After my last article, I received an email from a readersaying he couldn't care less what I thought of anything outside of marketing. This, of course, has inspired me to write about a nonmarketing topic. (But we're fairly certain Eric's thoughts will return to marketing by his next article. --Editor).
A terrorist organization is a network -- a loosely affiliated group of nodes that exhibit emergent properties as they form, execute a task, and then disband. Their organization fits within the standard model of modern complexity theory: nodes of prominence emerge naturally as the forces of coevolutionary development (namely, natural selection and auto catalysis) battle it out. That is to say that terrorists are, in a sense, born not made (and no, I don't mean that as a slight on Arabs or the Islamic culture).
Open source and complexity theory hold strategic keys to managing risk in the age of terrorism.
The Internet is also a loosely affiliated group of nodes that exhibit emergent properties. In fact, if the structures of the two organizations were lined up side by side, they would be nearly indistinguishable. As such, that which seriously damages the Internet could teach us tactical lessons about damaging a terrorist network.
The Nimda virus hurt the Internet more than corporations are willing to acknowledge. This sucker impeded performance, and certain systems are still cleaning up. A virus temporarily brought a portion of the Internet to a crawl: our first clue.
Terrorist networks are distributed intelligence. They do not respond to attacks of command and control architecture -- tank battalions are pretty useless. Hacks against computer networks, on the other hand, provide a blueprint for harm:
This is where the Internet analogy incorporates complexity theory. The life cycle of a complex system (be it terrorist network, ecosystem, or Internet) runs as follows:
For business, this means distributed approaches to organization are now doubly important. And, while I hate to admit that we can learn from the open source movement (if only because Eric S. Raymond wrote the single most asinine piece of the decade in response to the terrorist strike) -- well, it's true. We can.
What's New for 2015?
You spoke, we listened! ClickZ Live New York (Mar 30-Apr 1) is back with a brand new streamlined agenda. Don't miss the latest digital marketing tips, tricks and tools that will make you re-think your strategy and revolutionize your marketing campaigns. Super Saver Rates are available now. Register today!
Singapore, 3-4 November
Hong Kong, 8-9 December
Hong Kong, 8-9 December
Google My Business Listings Demystified
To help brands control how they appear online, Google has developed a new offering: Google My Business Locations. This whitepaper helps marketers understand how to use this powerful new tool.
5 Ways to Personalize Beyond the Subject Line

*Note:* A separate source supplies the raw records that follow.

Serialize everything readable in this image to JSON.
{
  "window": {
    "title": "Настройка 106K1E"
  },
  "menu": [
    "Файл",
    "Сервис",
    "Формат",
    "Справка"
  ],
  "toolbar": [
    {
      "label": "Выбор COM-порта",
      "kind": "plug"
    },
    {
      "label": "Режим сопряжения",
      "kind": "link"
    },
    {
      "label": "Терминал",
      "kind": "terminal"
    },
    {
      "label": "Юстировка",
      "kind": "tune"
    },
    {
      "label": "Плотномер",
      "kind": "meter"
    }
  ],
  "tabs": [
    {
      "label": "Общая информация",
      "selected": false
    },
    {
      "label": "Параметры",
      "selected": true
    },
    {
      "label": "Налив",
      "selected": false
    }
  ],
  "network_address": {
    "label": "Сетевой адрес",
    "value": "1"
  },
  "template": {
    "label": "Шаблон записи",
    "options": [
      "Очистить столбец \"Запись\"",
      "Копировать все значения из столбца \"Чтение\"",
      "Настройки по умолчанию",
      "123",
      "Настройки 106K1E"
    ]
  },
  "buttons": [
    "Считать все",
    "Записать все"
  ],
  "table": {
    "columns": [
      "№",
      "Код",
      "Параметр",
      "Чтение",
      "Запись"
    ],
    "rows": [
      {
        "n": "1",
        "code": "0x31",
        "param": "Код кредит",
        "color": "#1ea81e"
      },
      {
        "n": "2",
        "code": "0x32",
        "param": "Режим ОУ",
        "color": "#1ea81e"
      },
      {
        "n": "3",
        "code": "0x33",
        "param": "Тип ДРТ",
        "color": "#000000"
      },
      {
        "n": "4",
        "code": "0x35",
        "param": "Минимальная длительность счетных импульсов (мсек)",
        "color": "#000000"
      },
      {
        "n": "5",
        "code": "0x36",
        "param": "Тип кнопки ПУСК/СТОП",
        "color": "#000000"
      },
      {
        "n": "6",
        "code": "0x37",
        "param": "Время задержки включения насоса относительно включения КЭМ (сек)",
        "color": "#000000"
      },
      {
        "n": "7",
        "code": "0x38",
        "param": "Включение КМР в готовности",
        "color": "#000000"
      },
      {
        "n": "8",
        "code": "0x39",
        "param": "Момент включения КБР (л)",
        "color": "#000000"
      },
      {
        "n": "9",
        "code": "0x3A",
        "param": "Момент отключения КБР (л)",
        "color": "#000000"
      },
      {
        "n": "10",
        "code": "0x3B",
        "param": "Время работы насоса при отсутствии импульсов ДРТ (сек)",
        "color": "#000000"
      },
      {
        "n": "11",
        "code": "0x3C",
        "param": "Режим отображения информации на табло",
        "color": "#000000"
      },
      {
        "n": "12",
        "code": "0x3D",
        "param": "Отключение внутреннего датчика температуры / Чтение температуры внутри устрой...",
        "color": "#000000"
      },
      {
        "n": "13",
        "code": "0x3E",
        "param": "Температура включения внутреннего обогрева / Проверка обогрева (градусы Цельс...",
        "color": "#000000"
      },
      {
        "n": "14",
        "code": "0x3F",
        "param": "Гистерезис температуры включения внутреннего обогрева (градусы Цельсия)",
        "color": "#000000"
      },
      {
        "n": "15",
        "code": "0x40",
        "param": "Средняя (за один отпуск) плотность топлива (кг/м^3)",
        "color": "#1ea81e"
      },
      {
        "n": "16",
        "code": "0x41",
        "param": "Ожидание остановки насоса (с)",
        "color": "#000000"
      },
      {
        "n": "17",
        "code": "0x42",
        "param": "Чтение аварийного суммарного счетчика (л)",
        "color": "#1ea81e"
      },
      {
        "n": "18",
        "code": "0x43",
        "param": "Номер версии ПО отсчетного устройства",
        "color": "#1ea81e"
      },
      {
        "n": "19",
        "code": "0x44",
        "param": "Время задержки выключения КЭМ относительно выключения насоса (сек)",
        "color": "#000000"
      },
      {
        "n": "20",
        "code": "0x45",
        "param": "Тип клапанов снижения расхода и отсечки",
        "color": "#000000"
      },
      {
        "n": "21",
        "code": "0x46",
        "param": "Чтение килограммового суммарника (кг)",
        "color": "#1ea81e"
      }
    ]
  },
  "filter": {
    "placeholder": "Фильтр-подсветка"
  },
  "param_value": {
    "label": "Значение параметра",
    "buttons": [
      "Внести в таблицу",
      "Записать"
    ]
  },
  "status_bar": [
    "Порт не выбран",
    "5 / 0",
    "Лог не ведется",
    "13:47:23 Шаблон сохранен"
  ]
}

82 percent of shoppers say they would buy more items from a brand if the emails they sent were more personalized. This white paper offer five tactics that will personalize your email beyond the subject line and drive real business growth.